Dr. Sanity quotes the article selectively:
France's foreign intelligence service learned as early as January 2001 that al-Qaida was preparing a hijacking plot likely to involve a U.S. airplane, former intelligence officials said Monday, confirming a report that also said the CIA received the warning.
Le Monde newspaper said it had obtained 328 pages of classified documents on Osama bin Laden's terror network that were drawn up by the French spy service, the DGSE, between July 2000 and October 2001. The documents included a Jan. 5, 2001, intelligence report warning that al-Qaida was at work on a hijacking plot.
But here is what the Newsday article actually said. Pay particular attention to the second paragraph omitted by Dr. Sanity:
PARIS -- Nine months before al-Qaida slammed airliners into the World Trade Center, French intelligence suspected the terror network was plotting a hijacking -- possibly involving a U.S. airline -- and warned the CIA, former French intelligence officials said Monday.
But the French warning hinted at a plot in Europe, not the United States, and there was no suggestion of suicide attacks or multiple planes.

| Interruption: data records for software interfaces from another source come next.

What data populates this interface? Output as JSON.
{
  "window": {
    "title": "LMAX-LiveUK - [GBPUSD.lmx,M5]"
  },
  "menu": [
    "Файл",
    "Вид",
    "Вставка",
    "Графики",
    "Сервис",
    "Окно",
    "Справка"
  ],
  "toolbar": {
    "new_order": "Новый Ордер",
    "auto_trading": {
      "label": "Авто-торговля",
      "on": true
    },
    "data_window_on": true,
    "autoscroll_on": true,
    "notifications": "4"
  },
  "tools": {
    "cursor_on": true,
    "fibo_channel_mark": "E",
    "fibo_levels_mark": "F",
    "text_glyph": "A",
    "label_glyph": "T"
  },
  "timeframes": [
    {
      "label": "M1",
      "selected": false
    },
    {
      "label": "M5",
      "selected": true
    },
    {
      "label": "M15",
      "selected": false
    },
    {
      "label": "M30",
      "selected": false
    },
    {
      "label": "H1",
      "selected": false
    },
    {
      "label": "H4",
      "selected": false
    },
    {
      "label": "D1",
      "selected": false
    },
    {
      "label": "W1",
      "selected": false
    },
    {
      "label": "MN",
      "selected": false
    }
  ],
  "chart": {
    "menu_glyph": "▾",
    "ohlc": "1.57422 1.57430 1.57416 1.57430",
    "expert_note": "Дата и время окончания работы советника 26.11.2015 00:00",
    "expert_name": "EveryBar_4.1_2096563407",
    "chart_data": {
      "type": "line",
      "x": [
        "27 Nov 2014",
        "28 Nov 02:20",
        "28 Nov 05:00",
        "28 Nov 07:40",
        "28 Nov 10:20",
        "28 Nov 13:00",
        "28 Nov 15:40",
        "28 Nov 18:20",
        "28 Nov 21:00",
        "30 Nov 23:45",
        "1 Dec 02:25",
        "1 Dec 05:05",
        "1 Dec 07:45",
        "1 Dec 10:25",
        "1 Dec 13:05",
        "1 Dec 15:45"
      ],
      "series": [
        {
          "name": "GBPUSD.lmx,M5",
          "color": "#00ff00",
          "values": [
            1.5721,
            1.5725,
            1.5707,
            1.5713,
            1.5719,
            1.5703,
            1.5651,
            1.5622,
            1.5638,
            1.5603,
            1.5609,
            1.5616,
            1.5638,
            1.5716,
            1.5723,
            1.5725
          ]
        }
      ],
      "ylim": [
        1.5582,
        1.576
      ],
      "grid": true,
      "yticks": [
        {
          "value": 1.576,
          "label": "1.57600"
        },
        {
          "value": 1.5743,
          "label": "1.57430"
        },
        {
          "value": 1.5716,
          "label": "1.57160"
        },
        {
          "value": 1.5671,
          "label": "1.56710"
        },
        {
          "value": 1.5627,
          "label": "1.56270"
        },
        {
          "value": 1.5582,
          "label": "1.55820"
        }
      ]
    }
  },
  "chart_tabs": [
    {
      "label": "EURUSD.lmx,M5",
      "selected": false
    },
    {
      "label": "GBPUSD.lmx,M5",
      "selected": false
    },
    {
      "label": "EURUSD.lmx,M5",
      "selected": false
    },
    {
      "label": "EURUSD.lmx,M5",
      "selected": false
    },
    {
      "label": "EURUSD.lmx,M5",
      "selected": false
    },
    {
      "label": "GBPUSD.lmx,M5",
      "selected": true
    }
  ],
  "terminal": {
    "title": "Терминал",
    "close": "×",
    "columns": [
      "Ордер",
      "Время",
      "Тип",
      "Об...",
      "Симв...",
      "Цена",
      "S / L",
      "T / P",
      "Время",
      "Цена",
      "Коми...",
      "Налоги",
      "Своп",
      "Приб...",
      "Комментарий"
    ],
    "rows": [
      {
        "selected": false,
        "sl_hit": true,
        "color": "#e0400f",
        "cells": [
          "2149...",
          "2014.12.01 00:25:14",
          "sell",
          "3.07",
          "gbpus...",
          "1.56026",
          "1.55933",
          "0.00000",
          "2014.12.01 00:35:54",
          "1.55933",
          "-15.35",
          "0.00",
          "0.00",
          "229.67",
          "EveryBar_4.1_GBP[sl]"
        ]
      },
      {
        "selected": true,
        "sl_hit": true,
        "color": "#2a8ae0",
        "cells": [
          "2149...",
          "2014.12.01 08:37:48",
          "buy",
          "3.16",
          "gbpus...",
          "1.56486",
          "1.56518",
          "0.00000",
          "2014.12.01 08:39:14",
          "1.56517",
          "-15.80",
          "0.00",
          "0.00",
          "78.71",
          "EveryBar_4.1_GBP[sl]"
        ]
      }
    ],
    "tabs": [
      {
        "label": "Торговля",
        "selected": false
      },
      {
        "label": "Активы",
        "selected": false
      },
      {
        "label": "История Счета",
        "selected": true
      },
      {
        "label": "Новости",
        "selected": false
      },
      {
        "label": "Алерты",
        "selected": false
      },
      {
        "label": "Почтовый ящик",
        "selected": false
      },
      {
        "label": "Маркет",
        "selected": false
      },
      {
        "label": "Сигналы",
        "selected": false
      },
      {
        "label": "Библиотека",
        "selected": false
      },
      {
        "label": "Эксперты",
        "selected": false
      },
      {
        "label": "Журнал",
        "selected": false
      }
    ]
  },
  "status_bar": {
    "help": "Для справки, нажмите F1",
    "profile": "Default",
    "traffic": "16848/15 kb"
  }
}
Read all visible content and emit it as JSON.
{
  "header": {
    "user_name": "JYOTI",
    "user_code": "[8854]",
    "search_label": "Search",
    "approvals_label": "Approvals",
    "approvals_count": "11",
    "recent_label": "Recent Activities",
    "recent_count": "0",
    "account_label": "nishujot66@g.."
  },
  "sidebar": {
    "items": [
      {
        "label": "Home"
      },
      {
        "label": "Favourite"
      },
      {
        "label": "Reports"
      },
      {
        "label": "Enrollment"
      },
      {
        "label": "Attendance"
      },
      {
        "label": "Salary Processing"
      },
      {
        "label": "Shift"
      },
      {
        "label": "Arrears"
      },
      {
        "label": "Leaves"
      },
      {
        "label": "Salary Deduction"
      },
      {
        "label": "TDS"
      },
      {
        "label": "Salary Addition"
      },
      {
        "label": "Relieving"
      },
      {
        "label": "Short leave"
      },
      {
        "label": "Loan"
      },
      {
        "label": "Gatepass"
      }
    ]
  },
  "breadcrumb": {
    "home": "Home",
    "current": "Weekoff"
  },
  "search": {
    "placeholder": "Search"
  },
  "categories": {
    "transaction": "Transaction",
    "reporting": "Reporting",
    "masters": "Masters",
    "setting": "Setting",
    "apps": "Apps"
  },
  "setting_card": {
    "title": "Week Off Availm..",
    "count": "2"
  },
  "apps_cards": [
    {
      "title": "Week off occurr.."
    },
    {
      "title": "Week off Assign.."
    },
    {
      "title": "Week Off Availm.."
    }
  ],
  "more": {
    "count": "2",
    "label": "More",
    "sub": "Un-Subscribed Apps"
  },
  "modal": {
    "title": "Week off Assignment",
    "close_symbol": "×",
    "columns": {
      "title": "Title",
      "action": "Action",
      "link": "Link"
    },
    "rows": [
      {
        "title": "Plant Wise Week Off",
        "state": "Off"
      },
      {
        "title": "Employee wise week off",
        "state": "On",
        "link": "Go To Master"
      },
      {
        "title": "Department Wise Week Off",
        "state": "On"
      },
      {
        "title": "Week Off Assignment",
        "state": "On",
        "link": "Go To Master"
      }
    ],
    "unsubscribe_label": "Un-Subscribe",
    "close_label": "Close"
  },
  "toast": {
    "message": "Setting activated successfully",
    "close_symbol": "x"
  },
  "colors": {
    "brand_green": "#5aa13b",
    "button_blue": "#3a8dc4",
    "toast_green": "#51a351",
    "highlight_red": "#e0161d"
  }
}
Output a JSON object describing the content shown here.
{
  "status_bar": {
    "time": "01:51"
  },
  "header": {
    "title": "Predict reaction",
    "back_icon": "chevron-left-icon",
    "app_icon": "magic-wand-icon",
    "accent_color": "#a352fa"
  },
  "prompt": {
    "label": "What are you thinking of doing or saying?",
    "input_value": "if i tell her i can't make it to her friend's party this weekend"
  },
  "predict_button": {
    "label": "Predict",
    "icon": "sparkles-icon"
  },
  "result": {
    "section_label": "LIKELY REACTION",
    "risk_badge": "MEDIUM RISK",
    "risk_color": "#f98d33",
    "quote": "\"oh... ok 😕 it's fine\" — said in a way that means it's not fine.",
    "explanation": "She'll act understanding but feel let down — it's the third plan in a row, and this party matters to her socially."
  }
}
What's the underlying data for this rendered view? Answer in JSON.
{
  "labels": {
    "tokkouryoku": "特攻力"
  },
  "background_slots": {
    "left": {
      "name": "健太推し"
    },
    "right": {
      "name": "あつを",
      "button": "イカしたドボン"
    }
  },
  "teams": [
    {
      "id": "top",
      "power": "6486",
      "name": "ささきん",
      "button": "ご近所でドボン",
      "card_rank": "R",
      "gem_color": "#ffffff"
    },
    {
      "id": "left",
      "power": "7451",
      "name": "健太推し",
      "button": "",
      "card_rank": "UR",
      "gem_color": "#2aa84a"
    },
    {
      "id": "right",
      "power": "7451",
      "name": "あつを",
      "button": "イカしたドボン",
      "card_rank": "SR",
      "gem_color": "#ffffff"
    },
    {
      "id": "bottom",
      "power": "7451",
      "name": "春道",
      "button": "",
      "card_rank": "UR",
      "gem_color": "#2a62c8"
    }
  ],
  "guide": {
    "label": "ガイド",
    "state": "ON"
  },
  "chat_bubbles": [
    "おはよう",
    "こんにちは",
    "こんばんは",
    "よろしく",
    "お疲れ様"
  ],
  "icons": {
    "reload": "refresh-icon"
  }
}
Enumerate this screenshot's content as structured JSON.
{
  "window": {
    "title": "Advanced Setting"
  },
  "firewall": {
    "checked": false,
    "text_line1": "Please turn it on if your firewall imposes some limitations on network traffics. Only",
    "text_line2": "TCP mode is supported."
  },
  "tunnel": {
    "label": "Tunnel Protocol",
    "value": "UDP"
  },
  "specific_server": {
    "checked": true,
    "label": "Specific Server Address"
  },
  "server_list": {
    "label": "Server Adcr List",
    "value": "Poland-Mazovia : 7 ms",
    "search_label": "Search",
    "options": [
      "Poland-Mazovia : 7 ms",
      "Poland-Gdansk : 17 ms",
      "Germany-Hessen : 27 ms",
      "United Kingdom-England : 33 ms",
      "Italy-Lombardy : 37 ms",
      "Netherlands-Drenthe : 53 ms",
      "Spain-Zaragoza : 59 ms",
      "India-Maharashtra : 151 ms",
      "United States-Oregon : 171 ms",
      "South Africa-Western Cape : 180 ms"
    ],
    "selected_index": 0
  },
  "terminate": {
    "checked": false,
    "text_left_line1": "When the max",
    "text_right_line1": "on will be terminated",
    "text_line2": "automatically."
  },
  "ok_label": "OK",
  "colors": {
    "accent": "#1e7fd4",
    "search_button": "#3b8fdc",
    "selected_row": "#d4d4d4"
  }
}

One former official said al-Qaida may have leaked misinformation to divert intelligence agencies from the bigger, deadlier plot to come on Sept. 11, 2001.
The article also said:
The warning was another example of how intelligence agents sensed al-Qaida was hard at work in the months leading up to Sept. 11 but were unable to piece together fragmented warnings into a coherent plot.
Details were vague.... 'It wasn't about a specific airline or a specific day, it was not a precise plot,' Pierre-Antoine Lorenzi, the former chief of staff for the agency's director, told The Associated Press. 'It was a note that said, 'They are preparing a plot to hijack an airplane, and they have cited several companies.'
This report hardly incriminates the Clinton administration, but Dr. Sanity's post underscores the degenerating condition of the right which has been reduced to defense by inane distraction from the mess in Iraq caused by Bush administration duplicity and incompetence.